Check every line of the data below for the word "kind". Copy the ones that have it.

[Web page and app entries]
+++

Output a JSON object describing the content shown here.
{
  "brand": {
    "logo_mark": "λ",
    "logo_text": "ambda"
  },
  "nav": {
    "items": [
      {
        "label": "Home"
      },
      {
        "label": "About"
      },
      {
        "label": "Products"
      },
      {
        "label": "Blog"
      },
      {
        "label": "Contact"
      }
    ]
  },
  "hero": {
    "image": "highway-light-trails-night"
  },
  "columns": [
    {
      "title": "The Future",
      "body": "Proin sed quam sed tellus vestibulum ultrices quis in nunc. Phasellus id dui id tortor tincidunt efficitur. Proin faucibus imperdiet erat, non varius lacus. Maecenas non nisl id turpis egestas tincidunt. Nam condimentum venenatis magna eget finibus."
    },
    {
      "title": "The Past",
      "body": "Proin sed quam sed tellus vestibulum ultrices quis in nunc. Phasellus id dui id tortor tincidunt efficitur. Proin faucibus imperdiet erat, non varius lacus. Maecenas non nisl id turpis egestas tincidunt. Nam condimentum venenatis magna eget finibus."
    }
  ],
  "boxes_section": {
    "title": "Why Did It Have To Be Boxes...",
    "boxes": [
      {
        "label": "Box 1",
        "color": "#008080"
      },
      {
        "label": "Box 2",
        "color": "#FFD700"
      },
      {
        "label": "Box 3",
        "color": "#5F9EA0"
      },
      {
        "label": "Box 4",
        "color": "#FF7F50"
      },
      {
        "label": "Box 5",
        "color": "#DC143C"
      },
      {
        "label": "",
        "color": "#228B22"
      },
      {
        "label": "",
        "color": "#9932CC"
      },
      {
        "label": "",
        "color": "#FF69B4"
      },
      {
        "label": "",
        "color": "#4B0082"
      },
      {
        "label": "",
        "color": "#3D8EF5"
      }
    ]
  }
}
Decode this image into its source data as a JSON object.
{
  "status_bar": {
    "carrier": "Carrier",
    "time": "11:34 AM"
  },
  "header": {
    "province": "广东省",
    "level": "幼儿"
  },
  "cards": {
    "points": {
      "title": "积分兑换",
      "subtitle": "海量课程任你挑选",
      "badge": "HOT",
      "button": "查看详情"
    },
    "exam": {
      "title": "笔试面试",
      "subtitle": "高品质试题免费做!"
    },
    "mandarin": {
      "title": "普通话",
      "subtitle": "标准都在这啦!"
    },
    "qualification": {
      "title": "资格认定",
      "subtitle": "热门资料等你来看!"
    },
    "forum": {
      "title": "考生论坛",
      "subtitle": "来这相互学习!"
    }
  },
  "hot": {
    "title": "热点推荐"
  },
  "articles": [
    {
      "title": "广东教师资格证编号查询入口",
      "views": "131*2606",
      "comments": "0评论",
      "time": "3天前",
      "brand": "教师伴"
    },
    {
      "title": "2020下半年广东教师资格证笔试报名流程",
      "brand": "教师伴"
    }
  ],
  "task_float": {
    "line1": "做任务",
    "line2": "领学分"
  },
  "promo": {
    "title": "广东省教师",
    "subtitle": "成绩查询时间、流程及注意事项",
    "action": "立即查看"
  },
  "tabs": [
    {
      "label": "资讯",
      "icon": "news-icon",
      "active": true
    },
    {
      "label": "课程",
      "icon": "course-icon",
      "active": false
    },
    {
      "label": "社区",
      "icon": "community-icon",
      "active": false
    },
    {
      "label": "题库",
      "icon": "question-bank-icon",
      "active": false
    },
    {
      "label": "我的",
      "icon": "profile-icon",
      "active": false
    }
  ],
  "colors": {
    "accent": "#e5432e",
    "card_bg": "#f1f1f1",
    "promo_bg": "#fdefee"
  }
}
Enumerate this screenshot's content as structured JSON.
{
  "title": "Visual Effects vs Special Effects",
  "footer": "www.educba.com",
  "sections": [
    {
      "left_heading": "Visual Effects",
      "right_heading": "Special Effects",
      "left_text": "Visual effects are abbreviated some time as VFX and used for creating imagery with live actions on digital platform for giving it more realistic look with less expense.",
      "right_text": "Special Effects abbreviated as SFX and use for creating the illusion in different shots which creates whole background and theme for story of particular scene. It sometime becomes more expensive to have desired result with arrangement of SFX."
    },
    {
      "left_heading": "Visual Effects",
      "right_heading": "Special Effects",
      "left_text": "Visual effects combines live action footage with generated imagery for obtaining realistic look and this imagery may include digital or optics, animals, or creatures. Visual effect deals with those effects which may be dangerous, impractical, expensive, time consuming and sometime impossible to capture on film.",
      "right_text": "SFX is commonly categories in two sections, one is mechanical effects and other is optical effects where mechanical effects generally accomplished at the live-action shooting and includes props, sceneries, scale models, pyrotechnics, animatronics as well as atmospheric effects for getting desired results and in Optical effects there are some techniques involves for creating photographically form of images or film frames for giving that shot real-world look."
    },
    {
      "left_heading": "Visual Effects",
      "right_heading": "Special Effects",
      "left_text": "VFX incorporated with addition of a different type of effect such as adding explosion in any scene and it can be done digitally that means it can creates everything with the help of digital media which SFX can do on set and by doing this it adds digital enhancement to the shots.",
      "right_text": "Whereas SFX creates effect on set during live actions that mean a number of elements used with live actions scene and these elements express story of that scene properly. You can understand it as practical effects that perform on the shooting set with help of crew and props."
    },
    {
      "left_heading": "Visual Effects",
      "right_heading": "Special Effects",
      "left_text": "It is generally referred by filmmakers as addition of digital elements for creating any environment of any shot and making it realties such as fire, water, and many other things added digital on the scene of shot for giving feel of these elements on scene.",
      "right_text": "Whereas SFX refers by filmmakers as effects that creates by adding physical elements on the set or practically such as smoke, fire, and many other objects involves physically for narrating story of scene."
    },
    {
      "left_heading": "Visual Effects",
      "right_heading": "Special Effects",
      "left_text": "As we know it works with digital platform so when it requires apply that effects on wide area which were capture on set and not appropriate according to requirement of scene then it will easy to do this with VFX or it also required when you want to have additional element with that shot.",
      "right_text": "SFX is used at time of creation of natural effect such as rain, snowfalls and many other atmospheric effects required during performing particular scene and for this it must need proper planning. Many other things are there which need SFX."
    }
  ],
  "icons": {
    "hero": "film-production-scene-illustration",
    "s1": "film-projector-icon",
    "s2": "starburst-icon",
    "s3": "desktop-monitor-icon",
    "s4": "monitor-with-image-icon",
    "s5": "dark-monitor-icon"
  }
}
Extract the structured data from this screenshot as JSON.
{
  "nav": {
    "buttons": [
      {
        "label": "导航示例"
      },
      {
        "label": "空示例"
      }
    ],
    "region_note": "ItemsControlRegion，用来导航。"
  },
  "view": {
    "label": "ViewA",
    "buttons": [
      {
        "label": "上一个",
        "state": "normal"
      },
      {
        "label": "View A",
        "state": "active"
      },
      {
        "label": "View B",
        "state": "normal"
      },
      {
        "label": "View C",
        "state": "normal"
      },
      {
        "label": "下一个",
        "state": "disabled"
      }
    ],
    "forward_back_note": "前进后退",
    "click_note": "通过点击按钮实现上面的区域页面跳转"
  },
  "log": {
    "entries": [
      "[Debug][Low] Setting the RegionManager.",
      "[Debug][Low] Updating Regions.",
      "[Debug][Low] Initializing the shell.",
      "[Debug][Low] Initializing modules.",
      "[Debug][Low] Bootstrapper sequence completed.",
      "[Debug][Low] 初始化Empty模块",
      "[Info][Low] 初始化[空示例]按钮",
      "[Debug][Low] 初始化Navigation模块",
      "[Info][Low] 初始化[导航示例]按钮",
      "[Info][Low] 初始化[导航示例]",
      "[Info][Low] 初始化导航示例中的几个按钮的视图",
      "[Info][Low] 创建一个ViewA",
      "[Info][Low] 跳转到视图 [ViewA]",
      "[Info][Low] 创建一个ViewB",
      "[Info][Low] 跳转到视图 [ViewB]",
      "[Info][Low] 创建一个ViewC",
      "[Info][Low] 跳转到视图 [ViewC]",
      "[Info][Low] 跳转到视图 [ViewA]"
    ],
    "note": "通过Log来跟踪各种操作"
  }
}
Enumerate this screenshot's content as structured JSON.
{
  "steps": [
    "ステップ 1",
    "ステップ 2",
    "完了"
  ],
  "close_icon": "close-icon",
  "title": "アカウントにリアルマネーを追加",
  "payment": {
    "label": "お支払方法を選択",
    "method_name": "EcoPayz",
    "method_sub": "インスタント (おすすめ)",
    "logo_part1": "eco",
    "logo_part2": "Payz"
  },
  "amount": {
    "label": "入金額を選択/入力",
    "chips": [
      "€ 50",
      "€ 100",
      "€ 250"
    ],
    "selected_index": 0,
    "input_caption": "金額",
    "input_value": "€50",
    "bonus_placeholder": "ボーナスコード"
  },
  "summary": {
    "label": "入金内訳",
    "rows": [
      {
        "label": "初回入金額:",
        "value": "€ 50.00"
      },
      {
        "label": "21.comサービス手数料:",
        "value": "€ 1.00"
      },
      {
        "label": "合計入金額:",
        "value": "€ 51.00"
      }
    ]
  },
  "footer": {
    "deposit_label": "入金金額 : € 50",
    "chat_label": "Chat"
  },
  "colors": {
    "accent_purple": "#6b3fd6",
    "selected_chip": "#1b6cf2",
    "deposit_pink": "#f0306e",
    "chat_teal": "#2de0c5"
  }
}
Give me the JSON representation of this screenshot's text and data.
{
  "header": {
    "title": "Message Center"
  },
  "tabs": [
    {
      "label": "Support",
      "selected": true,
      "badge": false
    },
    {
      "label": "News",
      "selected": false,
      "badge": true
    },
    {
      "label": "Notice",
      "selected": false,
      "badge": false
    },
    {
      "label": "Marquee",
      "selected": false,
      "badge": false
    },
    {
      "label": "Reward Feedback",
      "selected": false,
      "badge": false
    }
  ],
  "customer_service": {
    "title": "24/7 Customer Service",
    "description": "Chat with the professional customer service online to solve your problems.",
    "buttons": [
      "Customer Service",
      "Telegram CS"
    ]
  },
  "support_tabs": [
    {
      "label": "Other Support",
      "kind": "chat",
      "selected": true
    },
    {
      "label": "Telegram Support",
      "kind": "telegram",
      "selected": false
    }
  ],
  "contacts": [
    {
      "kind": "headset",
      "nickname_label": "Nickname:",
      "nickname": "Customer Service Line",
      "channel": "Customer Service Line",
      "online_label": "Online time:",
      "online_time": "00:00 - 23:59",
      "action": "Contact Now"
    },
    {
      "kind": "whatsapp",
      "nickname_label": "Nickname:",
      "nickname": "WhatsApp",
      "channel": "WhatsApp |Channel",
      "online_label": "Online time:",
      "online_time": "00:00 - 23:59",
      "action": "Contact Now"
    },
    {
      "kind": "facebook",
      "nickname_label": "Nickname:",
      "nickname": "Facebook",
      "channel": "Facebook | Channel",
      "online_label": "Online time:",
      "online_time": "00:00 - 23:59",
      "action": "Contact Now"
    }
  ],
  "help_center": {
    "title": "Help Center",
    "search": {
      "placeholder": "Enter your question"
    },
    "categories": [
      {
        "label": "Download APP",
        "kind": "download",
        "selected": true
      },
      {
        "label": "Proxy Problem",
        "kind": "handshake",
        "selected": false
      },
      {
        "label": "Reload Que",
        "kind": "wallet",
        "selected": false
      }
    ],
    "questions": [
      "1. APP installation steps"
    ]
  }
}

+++

### Your response
      "kind": "chat",
      "kind": "telegram",
      "kind": "headset",
      "kind": "whatsapp",
      "kind": "facebook",
        "kind": "download",
        "kind": "handshake",
        "kind": "wallet",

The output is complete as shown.